Exercise aim — Look for "JSON" in every line of the listing. Copy the lines that have it.

Dataset records —
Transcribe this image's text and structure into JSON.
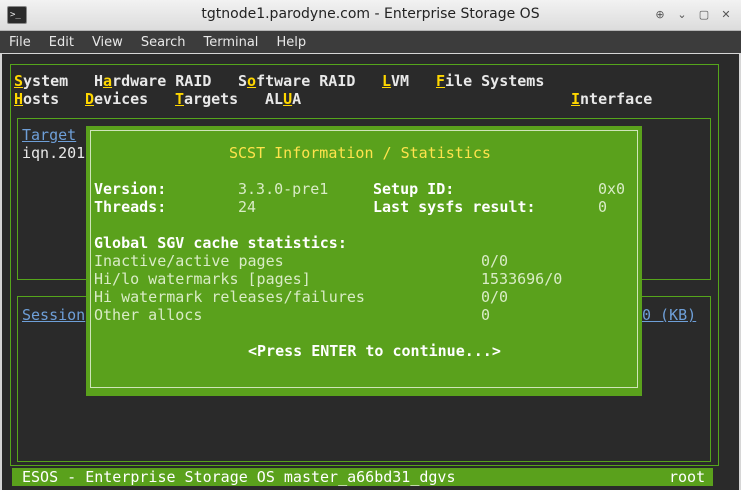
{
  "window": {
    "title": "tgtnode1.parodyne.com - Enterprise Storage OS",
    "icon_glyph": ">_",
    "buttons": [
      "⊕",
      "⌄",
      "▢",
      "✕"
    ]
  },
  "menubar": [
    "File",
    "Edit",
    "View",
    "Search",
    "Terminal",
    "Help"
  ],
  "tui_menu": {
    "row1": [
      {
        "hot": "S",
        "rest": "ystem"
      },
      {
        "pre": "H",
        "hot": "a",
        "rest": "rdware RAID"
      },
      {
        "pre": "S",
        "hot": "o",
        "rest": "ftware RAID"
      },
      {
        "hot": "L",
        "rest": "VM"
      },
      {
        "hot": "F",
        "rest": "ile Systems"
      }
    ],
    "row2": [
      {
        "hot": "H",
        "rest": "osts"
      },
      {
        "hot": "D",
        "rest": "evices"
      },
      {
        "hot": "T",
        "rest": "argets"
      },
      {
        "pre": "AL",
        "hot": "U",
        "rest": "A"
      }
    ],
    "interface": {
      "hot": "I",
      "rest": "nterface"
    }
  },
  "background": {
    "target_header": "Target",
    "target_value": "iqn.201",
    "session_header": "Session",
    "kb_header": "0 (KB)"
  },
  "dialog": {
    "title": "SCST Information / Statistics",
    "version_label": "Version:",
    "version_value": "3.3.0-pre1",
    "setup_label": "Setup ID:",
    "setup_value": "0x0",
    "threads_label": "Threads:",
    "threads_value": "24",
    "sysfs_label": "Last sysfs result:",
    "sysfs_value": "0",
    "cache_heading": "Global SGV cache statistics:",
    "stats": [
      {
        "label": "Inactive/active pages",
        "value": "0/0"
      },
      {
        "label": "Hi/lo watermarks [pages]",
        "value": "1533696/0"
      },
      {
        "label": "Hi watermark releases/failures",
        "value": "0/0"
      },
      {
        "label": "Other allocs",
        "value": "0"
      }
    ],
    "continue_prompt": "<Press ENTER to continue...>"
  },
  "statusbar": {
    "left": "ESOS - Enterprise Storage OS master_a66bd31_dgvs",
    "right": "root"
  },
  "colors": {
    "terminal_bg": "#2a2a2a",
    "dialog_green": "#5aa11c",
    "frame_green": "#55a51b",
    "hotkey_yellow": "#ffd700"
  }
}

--

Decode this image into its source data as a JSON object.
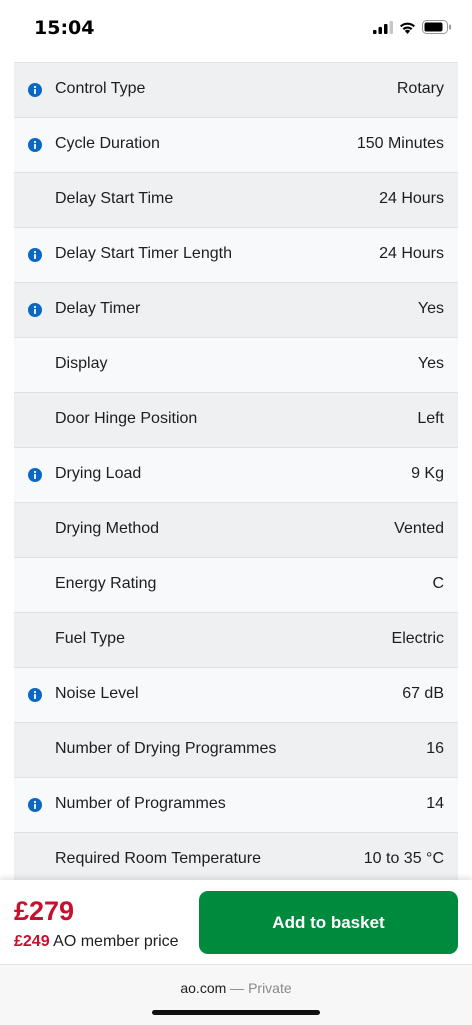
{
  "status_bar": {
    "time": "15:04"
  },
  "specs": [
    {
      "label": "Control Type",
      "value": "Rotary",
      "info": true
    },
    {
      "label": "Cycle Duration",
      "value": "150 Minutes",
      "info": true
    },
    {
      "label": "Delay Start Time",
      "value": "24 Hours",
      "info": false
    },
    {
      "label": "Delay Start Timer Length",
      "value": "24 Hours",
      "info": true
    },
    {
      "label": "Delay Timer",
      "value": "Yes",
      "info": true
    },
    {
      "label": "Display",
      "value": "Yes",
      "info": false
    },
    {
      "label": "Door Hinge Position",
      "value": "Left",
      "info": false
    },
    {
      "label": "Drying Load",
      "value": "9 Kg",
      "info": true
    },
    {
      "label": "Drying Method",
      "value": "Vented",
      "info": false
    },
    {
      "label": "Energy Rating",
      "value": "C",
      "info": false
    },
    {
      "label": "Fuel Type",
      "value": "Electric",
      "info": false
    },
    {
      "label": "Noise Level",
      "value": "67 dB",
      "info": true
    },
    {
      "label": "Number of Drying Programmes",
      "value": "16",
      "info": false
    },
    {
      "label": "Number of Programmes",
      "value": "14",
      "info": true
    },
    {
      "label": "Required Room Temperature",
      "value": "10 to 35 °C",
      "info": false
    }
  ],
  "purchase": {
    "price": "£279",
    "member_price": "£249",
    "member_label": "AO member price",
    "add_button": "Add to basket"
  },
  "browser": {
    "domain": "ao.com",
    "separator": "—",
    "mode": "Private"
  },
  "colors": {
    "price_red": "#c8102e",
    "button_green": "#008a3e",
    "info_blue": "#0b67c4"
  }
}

Exercise solution —
Transcribe this image's text and structure into JSON.
Decode this image into its source data as a JSON object.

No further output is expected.